“If we can maintain you eating and drinking throughout the course of your treatment, maintain you on the course of nutrition and hydration, make sure your pain levels are under control, your whole life is going to be better,” says Brill.
Brill is a speech therapist with Lee Memorial Health System. She works with head and neck cancer patients, some who’ve lost vital parts to surgery, others have damage from radiation. Her challenge it to re-teach them how to swallow.
“In the swallowing therapy we use a combination of things. We’re going to do a modified swallow to assess the swallow function. Once we identify what’s wrong with the swallow we’re able to bring them into the clinic and put the Vitalstim electrodes on them which is going to make their swallowing muscles contract,” says Brill.
This large study showed oral cancer patients who maintained oral intake were twice as likely to eat a regular diet later. And those who stuck to swallowing exercises were four times as likely to eat normally. Working with a cancer dietitian also makes the process easier to digest.
“We can empower the patients to participate, to nourish and hydrate themselves. And nutrition is so important, the replacing possible nutrients or bi-products that are lost through the whole treatment plan,” says Valerie Butram, oncology dietitian with Lee Memorial Health System.
A key to success is being proactive, using a cancer pathway that includes feeding as part of the overall treatment plan.
“If we can start you on a home education program or a home exercise program to prevent those deficits to happen over the course of your cancer treatment, you’re obviously going to be better off,” says Brill.
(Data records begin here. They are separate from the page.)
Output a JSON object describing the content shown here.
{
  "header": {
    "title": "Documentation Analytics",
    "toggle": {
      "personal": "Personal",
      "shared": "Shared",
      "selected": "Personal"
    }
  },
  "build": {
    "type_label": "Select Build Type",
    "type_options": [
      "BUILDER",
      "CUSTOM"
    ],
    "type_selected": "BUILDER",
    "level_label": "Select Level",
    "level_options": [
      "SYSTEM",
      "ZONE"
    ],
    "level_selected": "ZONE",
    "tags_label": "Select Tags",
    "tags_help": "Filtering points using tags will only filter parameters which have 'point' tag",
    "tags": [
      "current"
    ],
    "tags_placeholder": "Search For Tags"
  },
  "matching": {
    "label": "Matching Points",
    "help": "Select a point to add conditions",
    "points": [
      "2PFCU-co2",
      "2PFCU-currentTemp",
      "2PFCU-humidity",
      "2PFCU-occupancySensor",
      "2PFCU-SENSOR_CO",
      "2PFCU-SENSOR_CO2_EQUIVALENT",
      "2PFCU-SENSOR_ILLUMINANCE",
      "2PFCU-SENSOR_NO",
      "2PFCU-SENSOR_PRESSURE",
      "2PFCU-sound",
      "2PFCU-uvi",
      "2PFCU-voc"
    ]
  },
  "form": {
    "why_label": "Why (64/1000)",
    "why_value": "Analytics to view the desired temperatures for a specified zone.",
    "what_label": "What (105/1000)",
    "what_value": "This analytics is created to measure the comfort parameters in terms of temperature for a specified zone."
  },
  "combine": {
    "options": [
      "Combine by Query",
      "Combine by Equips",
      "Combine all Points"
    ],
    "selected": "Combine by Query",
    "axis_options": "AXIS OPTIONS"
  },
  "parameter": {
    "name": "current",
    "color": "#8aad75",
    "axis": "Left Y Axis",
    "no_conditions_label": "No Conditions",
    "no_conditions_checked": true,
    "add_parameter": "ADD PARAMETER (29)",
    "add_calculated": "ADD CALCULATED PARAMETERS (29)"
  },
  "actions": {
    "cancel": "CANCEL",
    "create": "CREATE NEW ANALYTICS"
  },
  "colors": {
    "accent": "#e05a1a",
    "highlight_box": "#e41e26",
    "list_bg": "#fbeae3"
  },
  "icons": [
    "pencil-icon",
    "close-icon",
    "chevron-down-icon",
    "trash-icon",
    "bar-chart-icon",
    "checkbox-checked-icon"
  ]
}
Staying on top of swallowing may help cancer patients enjoy a lifetime of eating.